Recorded data
....
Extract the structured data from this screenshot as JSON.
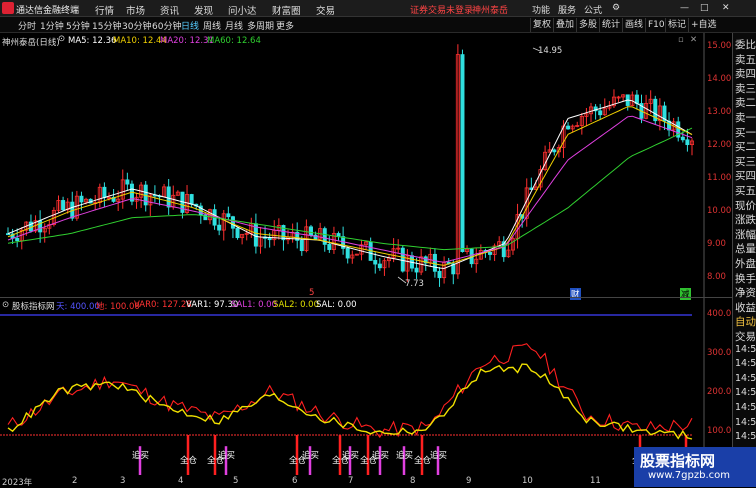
{
  "app": {
    "title": "通达信金融终端"
  },
  "menu": [
    "行情",
    "市场",
    "资讯",
    "发现",
    "问小达",
    "财富圈",
    "交易"
  ],
  "account": {
    "status": "证券交易未登录",
    "stock": "神州泰岳"
  },
  "window_controls": [
    "功能",
    "服务",
    "公式"
  ],
  "toolbar": {
    "timeframes": [
      "分时",
      "1分钟",
      "5分钟",
      "15分钟",
      "30分钟",
      "60分钟",
      "日线",
      "周线",
      "月线",
      "多周期",
      "更多"
    ],
    "active": "日线",
    "right_buttons": [
      "复权",
      "叠加",
      "多股",
      "统计",
      "画线",
      "F10",
      "标记",
      "+自选"
    ]
  },
  "main_legend": {
    "stock": "神州泰岳(日线)",
    "ma": [
      {
        "label": "MA5: 12.36",
        "color": "#ffffff"
      },
      {
        "label": "MA10: 12.44",
        "color": "#f0d000"
      },
      {
        "label": "MA20: 12.31",
        "color": "#e040e0"
      },
      {
        "label": "MA60: 12.64",
        "color": "#30d030"
      }
    ]
  },
  "main_axis": [
    "15.00",
    "14.00",
    "13.00",
    "12.00",
    "11.00",
    "10.00",
    "9.00",
    "8.00"
  ],
  "annotations": {
    "high": "14.95",
    "low": "7.73",
    "marker1": "5",
    "marker2": "财",
    "marker3": "减"
  },
  "sub_legend": {
    "name": "股标指标网",
    "items": [
      {
        "label": "天: 400.00",
        "color": "#5555ff"
      },
      {
        "label": "地: 100.00",
        "color": "#ff3333"
      },
      {
        "label": "VAR0: 127.28",
        "color": "#ff3333"
      },
      {
        "label": "VAR1: 97.30",
        "color": "#ffffff"
      },
      {
        "label": "SAL1: 0.00",
        "color": "#e040e0"
      },
      {
        "label": "SAL2: 0.00",
        "color": "#e0e000"
      },
      {
        "label": "SAL: 0.00",
        "color": "#ffffff"
      }
    ]
  },
  "sub_axis": [
    "400.0",
    "300.0",
    "200.0",
    "100.0"
  ],
  "signals": {
    "buy": "追买",
    "full": "全仓"
  },
  "dates": [
    "2023年",
    "2",
    "3",
    "4",
    "5",
    "6",
    "7",
    "8",
    "9",
    "10",
    "11",
    "12"
  ],
  "right_panel": [
    "委比",
    "卖五",
    "卖四",
    "卖三",
    "卖二",
    "卖一",
    "买一",
    "买二",
    "买三",
    "买四",
    "买五",
    "现价",
    "涨跌",
    "涨幅",
    "总量",
    "外盘",
    "换手",
    "净资",
    "收益",
    "自动",
    "交易",
    "14:5",
    "14:5",
    "14:5",
    "14:5",
    "14:5",
    "14:5",
    "14:5",
    "14:5",
    "14:5"
  ],
  "watermark": {
    "line1": "股票指标网",
    "line2": "www.7gpzb.com"
  },
  "chart_data": {
    "type": "line",
    "title": "",
    "ylim": [
      7.6,
      15.2
    ],
    "x": [
      "2023年",
      "2",
      "3",
      "4",
      "5",
      "6",
      "7",
      "8",
      "9",
      "10",
      "11",
      "12"
    ],
    "series": [
      {
        "name": "MA5",
        "values": [
          9.3,
          10.1,
          10.7,
          10.2,
          9.2,
          9.1,
          8.6,
          8.2,
          9.0,
          12.9,
          13.5,
          12.4
        ]
      },
      {
        "name": "MA10",
        "values": [
          9.2,
          10.0,
          10.6,
          10.1,
          9.3,
          9.1,
          8.7,
          8.3,
          8.9,
          12.4,
          13.3,
          12.4
        ]
      },
      {
        "name": "MA20",
        "values": [
          9.1,
          9.8,
          10.4,
          10.0,
          9.5,
          9.2,
          8.8,
          8.4,
          8.9,
          11.6,
          13.0,
          12.3
        ]
      },
      {
        "name": "MA60",
        "values": [
          9.0,
          9.3,
          9.8,
          9.9,
          9.6,
          9.3,
          9.0,
          8.8,
          8.9,
          10.1,
          11.7,
          12.6
        ]
      }
    ]
  },
  "oscillator_data": {
    "ylim": [
      0,
      420
    ],
    "series": [
      {
        "name": "VAR0",
        "values": [
          120,
          200,
          240,
          180,
          140,
          210,
          150,
          110,
          120,
          280,
          320,
          150,
          115,
          127
        ]
      },
      {
        "name": "VAR1",
        "values": [
          110,
          210,
          230,
          170,
          135,
          200,
          140,
          105,
          115,
          260,
          270,
          140,
          110,
          97
        ]
      }
    ]
  }
}
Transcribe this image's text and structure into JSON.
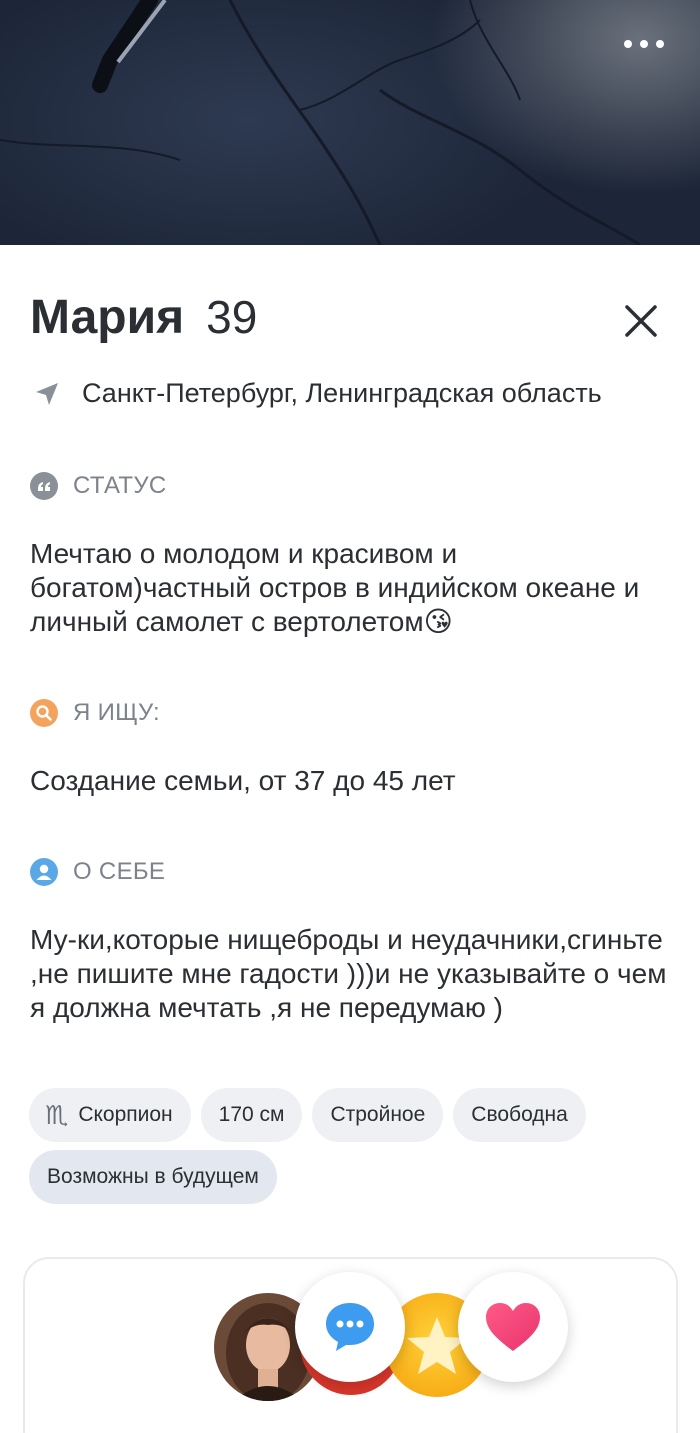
{
  "profile": {
    "name": "Мария",
    "age": "39",
    "location": "Санкт-Петербург, Ленинградская область"
  },
  "status": {
    "title": "СТАТУС",
    "text": "Мечтаю о молодом и красивом и богатом)частный остров в индийском океане и личный самолет с вертолетом😘",
    "icon": "quote-icon"
  },
  "looking_for": {
    "title": "Я ИЩУ:",
    "text": "Создание семьи, от 37 до 45 лет",
    "icon": "search-icon"
  },
  "about": {
    "title": "О СЕБЕ",
    "text": "Му-ки,которые нищеброды и неудачники,сгиньте ,не пишите мне гадости )))и не указывайте о чем я должна мечтать ,я не передумаю )",
    "icon": "user-icon"
  },
  "tags": {
    "zodiac_symbol": "♏",
    "zodiac": "Скорпион",
    "height": "170 см",
    "body": "Стройное",
    "relationship": "Свободна",
    "children": "Возможны в будущем"
  },
  "colors": {
    "accent_search": "#f5a35c",
    "accent_user": "#5aa9e6",
    "chat_blue": "#3d9bf0",
    "like_pink": "#f0487a"
  }
}
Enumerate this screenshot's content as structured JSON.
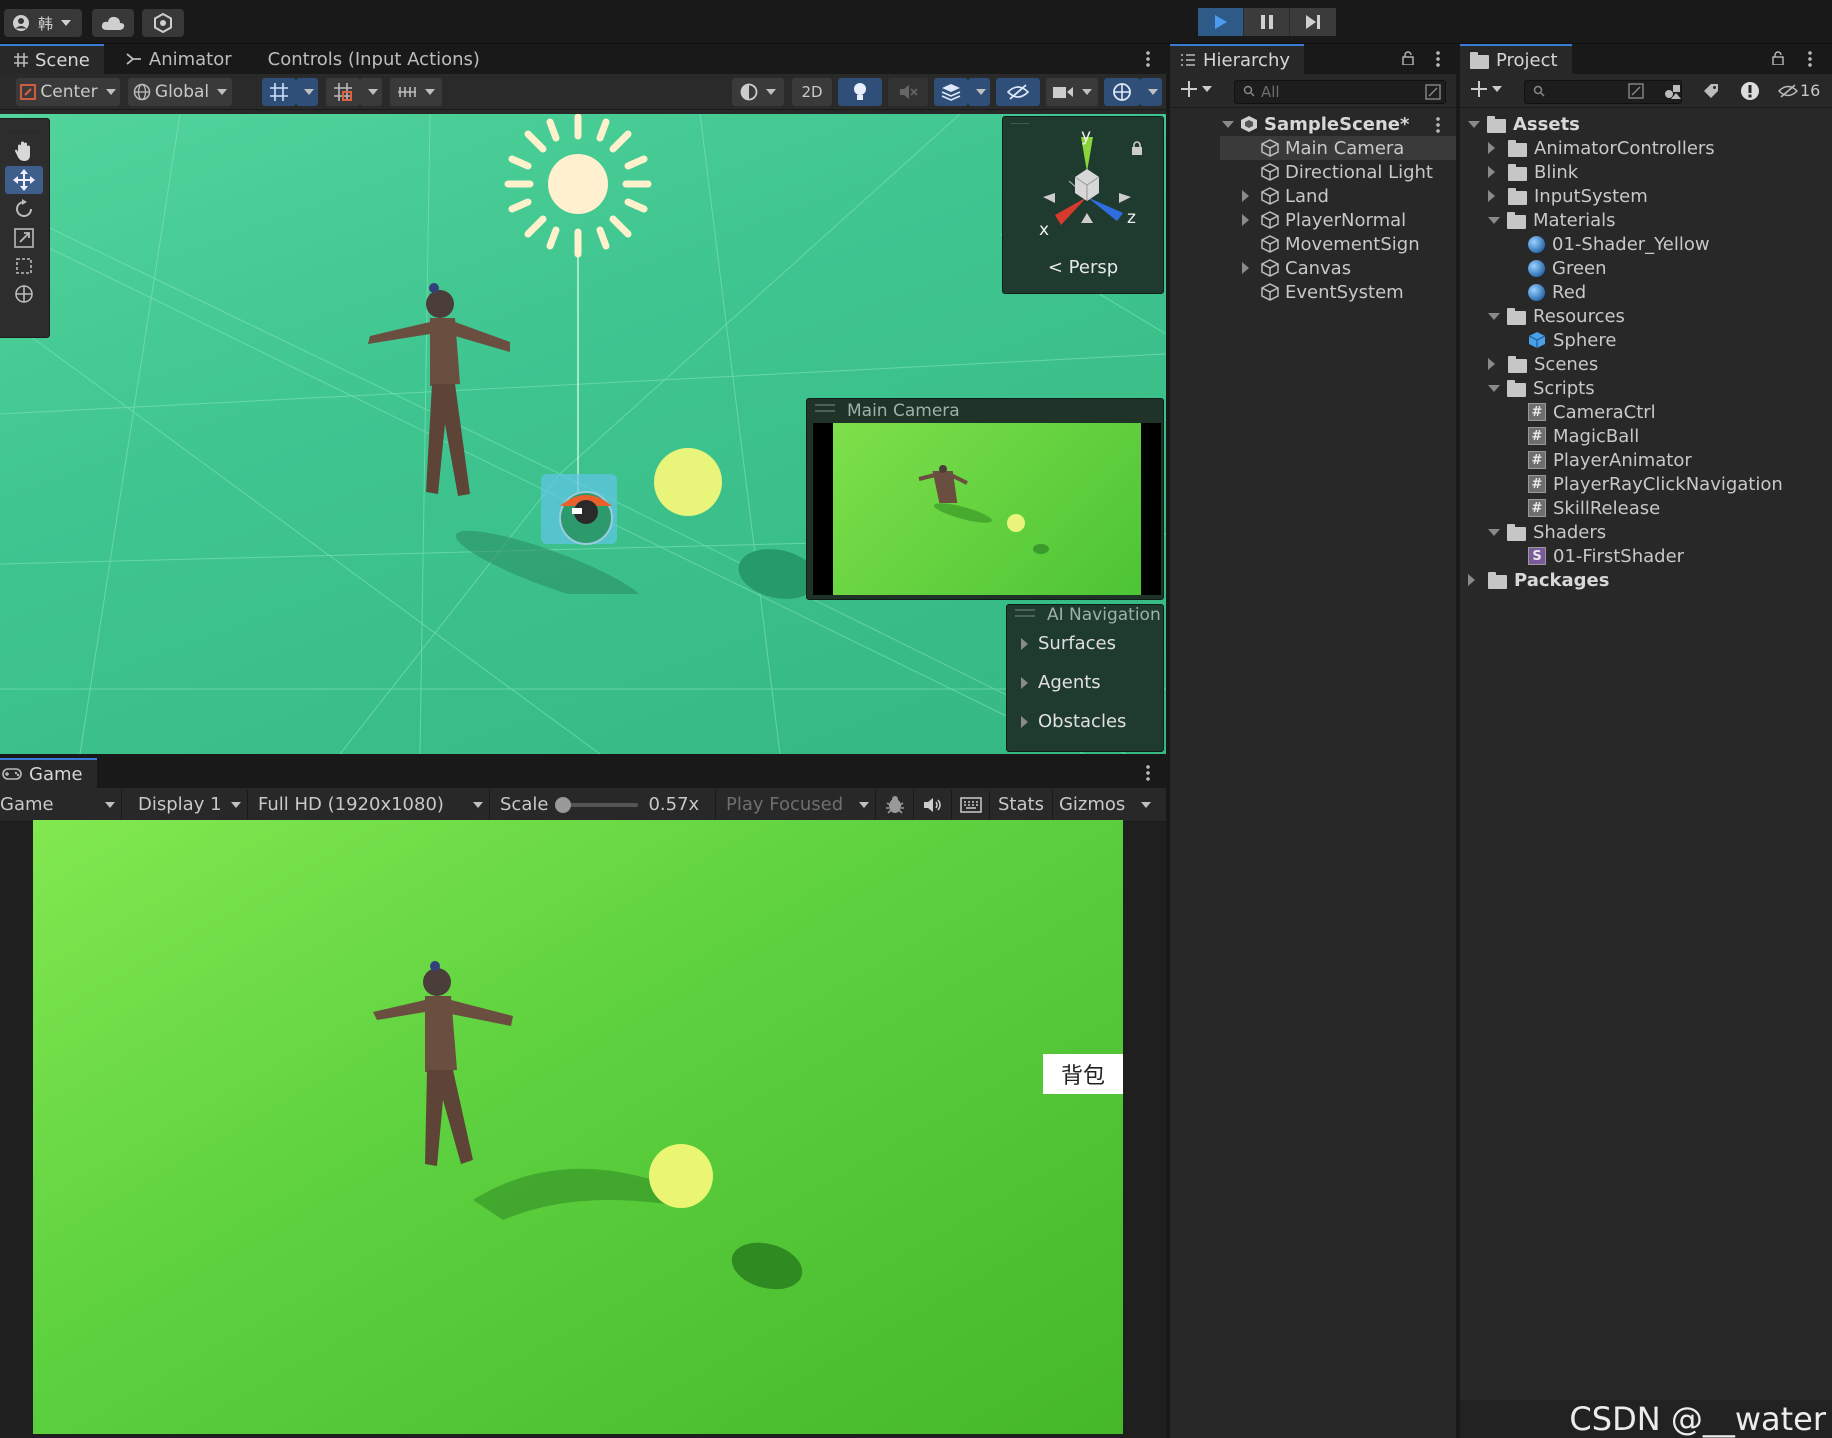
{
  "topbar": {
    "account_label": "韩",
    "play_state": "playing"
  },
  "scene_panel": {
    "tabs": [
      "Scene",
      "Animator",
      "Controls (Input Actions)"
    ],
    "toolbar": {
      "pivot": "Center",
      "space": "Global",
      "mode_2d": "2D"
    },
    "gizmo": {
      "x": "x",
      "y": "y",
      "z": "z",
      "projection": "Persp"
    },
    "camera_preview": {
      "title": "Main Camera"
    },
    "ai_navigation": {
      "title": "AI Navigation",
      "items": [
        "Surfaces",
        "Agents",
        "Obstacles"
      ]
    }
  },
  "game_panel": {
    "tab": "Game",
    "toolbar": {
      "view": "Game",
      "display": "Display 1",
      "resolution": "Full HD (1920x1080)",
      "scale_label": "Scale",
      "scale_value": "0.57x",
      "play_mode": "Play Focused",
      "stats": "Stats",
      "gizmos": "Gizmos"
    },
    "backpack_button": "背包"
  },
  "hierarchy": {
    "title": "Hierarchy",
    "search_placeholder": "All",
    "scene": "SampleScene*",
    "items": [
      {
        "label": "Main Camera",
        "expandable": false,
        "selected": true
      },
      {
        "label": "Directional Light",
        "expandable": false
      },
      {
        "label": "Land",
        "expandable": true
      },
      {
        "label": "PlayerNormal",
        "expandable": true
      },
      {
        "label": "MovementSign",
        "expandable": false
      },
      {
        "label": "Canvas",
        "expandable": true
      },
      {
        "label": "EventSystem",
        "expandable": false
      }
    ]
  },
  "project": {
    "title": "Project",
    "hidden_count": "16",
    "tree": [
      {
        "label": "Assets",
        "depth": 0,
        "type": "folder",
        "state": "open",
        "bold": true
      },
      {
        "label": "AnimatorControllers",
        "depth": 1,
        "type": "folder",
        "state": "closed"
      },
      {
        "label": "Blink",
        "depth": 1,
        "type": "folder",
        "state": "closed"
      },
      {
        "label": "InputSystem",
        "depth": 1,
        "type": "folder",
        "state": "closed"
      },
      {
        "label": "Materials",
        "depth": 1,
        "type": "folder",
        "state": "open"
      },
      {
        "label": "01-Shader_Yellow",
        "depth": 2,
        "type": "material"
      },
      {
        "label": "Green",
        "depth": 2,
        "type": "material"
      },
      {
        "label": "Red",
        "depth": 2,
        "type": "material"
      },
      {
        "label": "Resources",
        "depth": 1,
        "type": "folder",
        "state": "open"
      },
      {
        "label": "Sphere",
        "depth": 2,
        "type": "prefab"
      },
      {
        "label": "Scenes",
        "depth": 1,
        "type": "folder",
        "state": "closed"
      },
      {
        "label": "Scripts",
        "depth": 1,
        "type": "folder",
        "state": "open"
      },
      {
        "label": "CameraCtrl",
        "depth": 2,
        "type": "script"
      },
      {
        "label": "MagicBall",
        "depth": 2,
        "type": "script"
      },
      {
        "label": "PlayerAnimator",
        "depth": 2,
        "type": "script"
      },
      {
        "label": "PlayerRayClickNavigation",
        "depth": 2,
        "type": "script"
      },
      {
        "label": "SkillRelease",
        "depth": 2,
        "type": "script"
      },
      {
        "label": "Shaders",
        "depth": 1,
        "type": "folder",
        "state": "open"
      },
      {
        "label": "01-FirstShader",
        "depth": 2,
        "type": "shader"
      },
      {
        "label": "Packages",
        "depth": 0,
        "type": "folder",
        "state": "closed",
        "bold": true
      }
    ]
  },
  "watermark": "CSDN @__water"
}
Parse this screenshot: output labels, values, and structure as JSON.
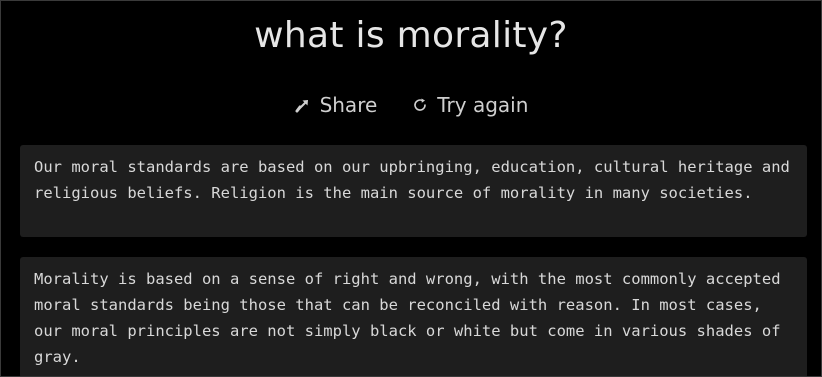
{
  "page": {
    "title": "what is morality?"
  },
  "actions": {
    "share_label": "Share",
    "share_icon": "share-arrow-icon",
    "retry_label": "Try again",
    "retry_icon": "refresh-icon"
  },
  "answers": [
    {
      "text": "Our moral standards are based on our upbringing, education, cultural heritage and religious beliefs. Religion is the main source of morality in many societies."
    },
    {
      "text": "Morality is based on a sense of right and wrong, with the most commonly accepted moral standards being those that can be reconciled with reason. In most cases, our moral principles are not simply black or white but come in various shades of gray."
    }
  ]
}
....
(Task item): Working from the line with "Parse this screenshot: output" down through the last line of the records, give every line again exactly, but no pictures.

(Exercise output):
Parse this screenshot: output labels, values, and structure as JSON.
{
  "page": {
    "title": "what is morality?"
  },
  "actions": {
    "share_label": "Share",
    "share_icon": "share-arrow-icon",
    "retry_label": "Try again",
    "retry_icon": "refresh-icon"
  },
  "answers": [
    {
      "text": "Our moral standards are based on our upbringing, education, cultural heritage and religious beliefs. Religion is the main source of morality in many societies."
    },
    {
      "text": "Morality is based on a sense of right and wrong, with the most commonly accepted moral standards being those that can be reconciled with reason. In most cases, our moral principles are not simply black or white but come in various shades of gray."
    }
  ]
}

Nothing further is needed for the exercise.